    • A content inventory cannot be created due to variable or unknown composition and lack of CAS Registry Numbers, or CASRNs. This can occur, for example, with some biological materials, geological materials, or mixed recycled content.
    • A content inventory can be created, in theory, using regular HPD methods, but it is judged not practical or feasible to do so. For example, when electronics are a minor component of a building product, if the added value to building project decision-makers of having a regular inventory reported for the electronic component is seen to be low, using a Special Condition has been approved by the Technical Committee. This is a determination that is made by the HPDC Technical Committee, not a determination to be made by an individual preparer of an HPD.

HPD Open Standard v2.1.1 rigorously defines, using Emerging Best Practices guidance, when Special Conditions apply to selected materials and substances, and how manufacturers can characterize a Special Condition in a completed HPD. Importantly, HPDs developed using HPD-defined Special Conditions will be able to qualify for the key LEED v4 credit, “Building products disclosure and optimization: Material ingredients,” Option 1.  Currently, HPDC has released Special Conditions guidance for four situations: biological materials, geological materials, mixed recycled content, and electronics. Our volunteer committees and additional guest experts are working on additional Special Conditions, including polymers and metal alloys, and are poised to release new guidance as it is completed.  Note that Special Conditions cannot be applied to a material or substance in an HPD until guidance is posted in Emerging Best Practices for that material or substance.

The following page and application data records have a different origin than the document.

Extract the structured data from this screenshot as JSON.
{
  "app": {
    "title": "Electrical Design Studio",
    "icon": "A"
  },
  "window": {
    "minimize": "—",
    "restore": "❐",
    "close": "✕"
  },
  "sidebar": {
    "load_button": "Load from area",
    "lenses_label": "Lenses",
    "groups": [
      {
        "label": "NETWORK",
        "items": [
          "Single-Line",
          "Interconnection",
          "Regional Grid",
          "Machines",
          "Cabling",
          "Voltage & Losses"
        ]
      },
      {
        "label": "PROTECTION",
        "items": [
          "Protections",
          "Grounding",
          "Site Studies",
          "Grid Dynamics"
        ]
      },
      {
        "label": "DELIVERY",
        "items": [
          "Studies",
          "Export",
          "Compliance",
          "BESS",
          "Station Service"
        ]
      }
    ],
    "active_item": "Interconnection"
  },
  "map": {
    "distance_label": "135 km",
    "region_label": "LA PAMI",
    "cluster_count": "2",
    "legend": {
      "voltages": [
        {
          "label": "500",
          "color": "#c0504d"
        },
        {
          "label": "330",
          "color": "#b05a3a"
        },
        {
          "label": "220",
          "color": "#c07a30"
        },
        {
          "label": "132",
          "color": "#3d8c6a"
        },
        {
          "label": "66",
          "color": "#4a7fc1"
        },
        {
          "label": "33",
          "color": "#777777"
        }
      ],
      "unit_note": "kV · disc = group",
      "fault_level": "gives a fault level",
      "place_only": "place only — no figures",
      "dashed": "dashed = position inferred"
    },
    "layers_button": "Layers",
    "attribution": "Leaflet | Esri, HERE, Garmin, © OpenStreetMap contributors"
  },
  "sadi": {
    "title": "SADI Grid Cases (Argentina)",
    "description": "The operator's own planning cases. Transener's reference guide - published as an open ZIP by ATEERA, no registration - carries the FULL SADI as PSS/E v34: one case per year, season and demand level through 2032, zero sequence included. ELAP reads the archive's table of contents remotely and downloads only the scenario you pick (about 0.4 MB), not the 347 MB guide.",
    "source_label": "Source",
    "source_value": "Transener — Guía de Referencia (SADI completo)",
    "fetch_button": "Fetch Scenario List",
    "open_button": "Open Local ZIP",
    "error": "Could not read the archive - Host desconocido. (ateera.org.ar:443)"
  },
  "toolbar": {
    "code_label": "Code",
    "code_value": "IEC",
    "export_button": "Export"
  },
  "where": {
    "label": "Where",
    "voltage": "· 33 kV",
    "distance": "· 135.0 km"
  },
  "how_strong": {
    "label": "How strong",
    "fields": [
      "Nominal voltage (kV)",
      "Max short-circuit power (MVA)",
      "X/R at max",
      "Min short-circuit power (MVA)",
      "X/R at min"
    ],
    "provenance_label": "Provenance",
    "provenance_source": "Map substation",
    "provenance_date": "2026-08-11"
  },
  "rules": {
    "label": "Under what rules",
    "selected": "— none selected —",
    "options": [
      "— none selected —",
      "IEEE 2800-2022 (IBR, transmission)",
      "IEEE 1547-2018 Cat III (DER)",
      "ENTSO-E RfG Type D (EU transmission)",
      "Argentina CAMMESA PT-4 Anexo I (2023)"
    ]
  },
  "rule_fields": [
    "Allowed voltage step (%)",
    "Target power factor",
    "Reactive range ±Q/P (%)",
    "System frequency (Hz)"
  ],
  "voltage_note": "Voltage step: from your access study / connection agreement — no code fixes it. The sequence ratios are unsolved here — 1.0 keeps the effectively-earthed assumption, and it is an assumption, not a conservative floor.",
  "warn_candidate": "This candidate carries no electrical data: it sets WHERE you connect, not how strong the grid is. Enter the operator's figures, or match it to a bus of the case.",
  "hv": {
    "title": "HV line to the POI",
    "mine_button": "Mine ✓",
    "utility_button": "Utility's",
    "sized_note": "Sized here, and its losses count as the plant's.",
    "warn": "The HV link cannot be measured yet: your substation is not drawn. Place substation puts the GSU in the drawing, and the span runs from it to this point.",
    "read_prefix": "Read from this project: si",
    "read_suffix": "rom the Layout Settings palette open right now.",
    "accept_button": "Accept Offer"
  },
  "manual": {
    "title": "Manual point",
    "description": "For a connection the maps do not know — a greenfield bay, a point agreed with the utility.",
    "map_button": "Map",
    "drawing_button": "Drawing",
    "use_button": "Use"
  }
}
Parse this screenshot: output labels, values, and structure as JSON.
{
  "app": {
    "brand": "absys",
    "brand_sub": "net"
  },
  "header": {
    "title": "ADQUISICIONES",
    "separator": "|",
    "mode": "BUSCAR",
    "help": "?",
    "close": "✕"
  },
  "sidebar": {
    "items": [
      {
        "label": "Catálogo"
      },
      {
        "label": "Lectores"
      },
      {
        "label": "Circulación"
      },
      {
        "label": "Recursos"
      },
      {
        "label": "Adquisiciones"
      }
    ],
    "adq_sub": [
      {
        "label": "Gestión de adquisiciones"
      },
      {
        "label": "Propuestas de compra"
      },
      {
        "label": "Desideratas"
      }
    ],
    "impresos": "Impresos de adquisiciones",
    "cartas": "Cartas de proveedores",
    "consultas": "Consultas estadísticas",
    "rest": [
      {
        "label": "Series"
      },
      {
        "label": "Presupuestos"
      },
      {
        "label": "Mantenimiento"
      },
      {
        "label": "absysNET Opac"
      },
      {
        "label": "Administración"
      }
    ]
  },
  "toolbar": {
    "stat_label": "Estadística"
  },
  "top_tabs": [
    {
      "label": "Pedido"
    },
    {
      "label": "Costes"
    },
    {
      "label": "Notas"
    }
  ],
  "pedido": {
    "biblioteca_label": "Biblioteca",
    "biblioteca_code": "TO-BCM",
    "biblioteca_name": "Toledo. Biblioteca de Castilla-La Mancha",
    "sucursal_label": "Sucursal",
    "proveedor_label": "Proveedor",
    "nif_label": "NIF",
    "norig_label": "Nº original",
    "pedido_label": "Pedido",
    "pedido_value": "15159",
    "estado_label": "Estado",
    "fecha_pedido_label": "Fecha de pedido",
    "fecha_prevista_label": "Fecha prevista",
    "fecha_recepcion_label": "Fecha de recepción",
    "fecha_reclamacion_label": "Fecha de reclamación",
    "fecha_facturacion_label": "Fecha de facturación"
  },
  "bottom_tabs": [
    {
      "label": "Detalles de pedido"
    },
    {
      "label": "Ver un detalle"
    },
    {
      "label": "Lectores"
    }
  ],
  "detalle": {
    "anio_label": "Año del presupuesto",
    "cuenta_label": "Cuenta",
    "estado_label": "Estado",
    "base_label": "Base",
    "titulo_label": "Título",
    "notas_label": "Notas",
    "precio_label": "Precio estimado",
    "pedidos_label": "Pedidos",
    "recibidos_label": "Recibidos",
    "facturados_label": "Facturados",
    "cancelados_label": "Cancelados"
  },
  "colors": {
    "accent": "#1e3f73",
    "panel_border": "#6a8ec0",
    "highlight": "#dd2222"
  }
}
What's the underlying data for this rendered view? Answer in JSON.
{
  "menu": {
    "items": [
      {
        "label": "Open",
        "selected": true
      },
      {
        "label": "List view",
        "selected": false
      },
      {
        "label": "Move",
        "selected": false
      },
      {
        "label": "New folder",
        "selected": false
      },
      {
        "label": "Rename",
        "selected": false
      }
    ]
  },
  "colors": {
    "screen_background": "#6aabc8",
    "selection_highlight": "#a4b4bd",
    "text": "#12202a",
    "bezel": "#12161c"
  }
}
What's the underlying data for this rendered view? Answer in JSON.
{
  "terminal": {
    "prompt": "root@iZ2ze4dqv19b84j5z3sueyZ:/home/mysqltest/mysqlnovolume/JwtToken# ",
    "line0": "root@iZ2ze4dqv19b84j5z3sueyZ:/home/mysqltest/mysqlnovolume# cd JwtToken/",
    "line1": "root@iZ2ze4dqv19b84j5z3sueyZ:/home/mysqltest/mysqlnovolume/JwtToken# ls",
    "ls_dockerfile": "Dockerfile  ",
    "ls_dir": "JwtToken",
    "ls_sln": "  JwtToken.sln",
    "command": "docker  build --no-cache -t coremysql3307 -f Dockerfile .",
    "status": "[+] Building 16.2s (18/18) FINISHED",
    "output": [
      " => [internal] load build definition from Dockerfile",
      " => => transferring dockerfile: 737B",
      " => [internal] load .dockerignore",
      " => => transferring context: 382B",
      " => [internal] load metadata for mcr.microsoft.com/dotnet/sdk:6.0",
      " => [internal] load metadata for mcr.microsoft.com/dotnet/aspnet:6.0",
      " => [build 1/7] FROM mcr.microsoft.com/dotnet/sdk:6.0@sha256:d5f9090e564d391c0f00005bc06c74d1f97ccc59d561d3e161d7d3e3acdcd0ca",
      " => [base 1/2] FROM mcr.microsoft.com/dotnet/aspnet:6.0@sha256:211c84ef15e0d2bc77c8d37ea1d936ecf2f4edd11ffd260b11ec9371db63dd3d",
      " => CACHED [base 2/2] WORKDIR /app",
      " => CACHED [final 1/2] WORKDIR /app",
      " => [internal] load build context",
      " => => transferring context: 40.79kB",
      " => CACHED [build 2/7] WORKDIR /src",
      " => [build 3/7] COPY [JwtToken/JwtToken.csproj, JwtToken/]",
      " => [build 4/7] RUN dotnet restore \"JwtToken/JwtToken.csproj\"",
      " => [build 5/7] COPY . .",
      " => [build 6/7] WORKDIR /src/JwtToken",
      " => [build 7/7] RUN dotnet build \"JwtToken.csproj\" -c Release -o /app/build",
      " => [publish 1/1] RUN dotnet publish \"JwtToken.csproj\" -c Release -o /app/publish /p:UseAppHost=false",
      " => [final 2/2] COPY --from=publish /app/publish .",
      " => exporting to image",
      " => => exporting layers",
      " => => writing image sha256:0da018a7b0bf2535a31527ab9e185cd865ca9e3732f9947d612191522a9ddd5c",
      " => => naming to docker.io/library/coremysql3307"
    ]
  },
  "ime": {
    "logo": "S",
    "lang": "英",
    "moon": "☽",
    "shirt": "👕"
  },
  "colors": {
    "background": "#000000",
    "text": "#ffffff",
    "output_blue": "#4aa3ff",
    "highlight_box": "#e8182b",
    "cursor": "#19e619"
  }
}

Hazard Screening Methods in HPD v2.1.1.  The HPD v2.1.1 release also addresses potential inconsistencies in hazard screening results of HPDs created using different automated hazard screening tools. HPD Collaborative worked with Clean Production Action and its GreenScreen® List Translator™ automators to develop the “Harmonized Methods for Hazard Screening” in HPD v2.1.1, now included in Emerging Best Practices guidance. This harmonized method addresses the frequency of updating and methods for handling chemical groups in lists used in GreenScreen List Translator and HPD Hazard Warning listings. In addition, HPD v2.1.1 now provides more details on other aspects of hazard screening such as criteria for selecting HPD Priority Hazard Lists, definitions of hazard screening terms, and specific requirements for hazard screening for HPDs.

Consistent with HPD v2.1 in Other Areas.  HPD v2.1.1 continues to offer all previous improvements made in the v2.1 release of the HPD Open Standard in 2017. Key features include full harmonization with LEED v4 credit requirements, and integration of a LEED “pre-check” indicator. The latter enables project teams to rapidly identify, for further review, products that have the basic requirements to be compliant with the LEED v4 Material Ingredient and Disclosure credit.

License for Use

The Health Product Declaration Open Standard is the intellectual property of the HPD Collaborative, and provided to the public, free-of-charge, under the Creative Commons: Attribution-NoDerivs CC BY-ND 4.0) license.  Anyone using the HPD Open Standard must comply with the terms of this license agreement, which will be enforced by the HPD Collaborative. For information on use of the terms, logos and trademarks, please click here.